[Source material]
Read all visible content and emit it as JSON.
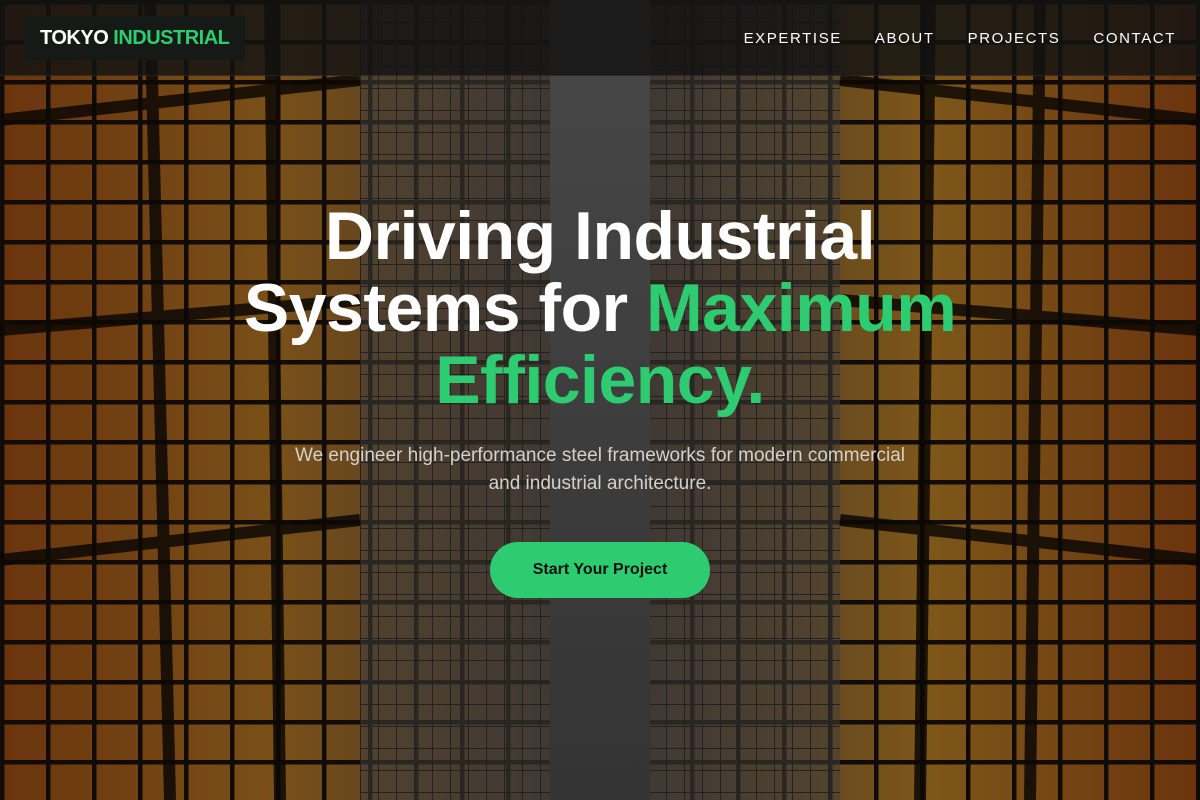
{
  "brand": {
    "name": "TOKYO",
    "accent": "INDUSTRIAL"
  },
  "nav": [
    "EXPERTISE",
    "ABOUT",
    "PROJECTS",
    "CONTACT"
  ],
  "hero": {
    "line1": "Driving Industrial",
    "line2_plain": "Systems for",
    "line2_accent": "Maximum",
    "line3_accent": "Efficiency.",
    "subtitle": "We engineer high-performance steel frameworks for modern commercial and industrial architecture.",
    "cta_label": "Start Your Project"
  },
  "colors": {
    "accent": "#2ecc71",
    "nav_bg": "#121212",
    "text": "#ffffff"
  }
}
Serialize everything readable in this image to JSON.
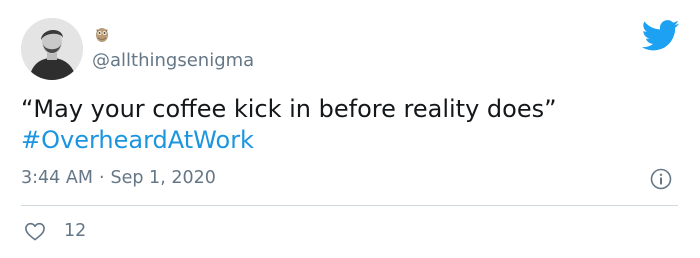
{
  "tweet": {
    "handle": "@allthingsenigma",
    "text": "“May your coffee kick in before reality does”",
    "hashtag": "#OverheardAtWork",
    "time": "3:44 AM",
    "date": "Sep 1, 2020",
    "separator": "·",
    "like_count": "12"
  },
  "icons": {
    "name_emoji": "owl-emoji-icon",
    "brand": "twitter-bird-icon",
    "info": "info-icon",
    "like": "heart-icon"
  },
  "colors": {
    "brand_blue": "#1da1f2",
    "hashtag_blue": "#1b95e0",
    "secondary_text": "#657786",
    "primary_text": "#14171a",
    "divider": "#cfd9de"
  }
}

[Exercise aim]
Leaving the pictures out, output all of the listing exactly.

[The answer]
Read all visible content and emit it as JSON.
{
  "brand": {
    "name": "TOKYO",
    "accent": "INDUSTRIAL"
  },
  "nav": [
    "EXPERTISE",
    "ABOUT",
    "PROJECTS",
    "CONTACT"
  ],
  "hero": {
    "line1": "Driving Industrial",
    "line2_plain": "Systems for",
    "line2_accent": "Maximum",
    "line3_accent": "Efficiency.",
    "subtitle": "We engineer high-performance steel frameworks for modern commercial and industrial architecture.",
    "cta_label": "Start Your Project"
  },
  "colors": {
    "accent": "#2ecc71",
    "nav_bg": "#121212",
    "text": "#ffffff"
  }
}
Serialize everything readable in this image to JSON.
{
  "tweet": {
    "handle": "@allthingsenigma",
    "text": "“May your coffee kick in before reality does”",
    "hashtag": "#OverheardAtWork",
    "time": "3:44 AM",
    "date": "Sep 1, 2020",
    "separator": "·",
    "like_count": "12"
  },
  "icons": {
    "name_emoji": "owl-emoji-icon",
    "brand": "twitter-bird-icon",
    "info": "info-icon",
    "like": "heart-icon"
  },
  "colors": {
    "brand_blue": "#1da1f2",
    "hashtag_blue": "#1b95e0",
    "secondary_text": "#657786",
    "primary_text": "#14171a",
    "divider": "#cfd9de"
  }
}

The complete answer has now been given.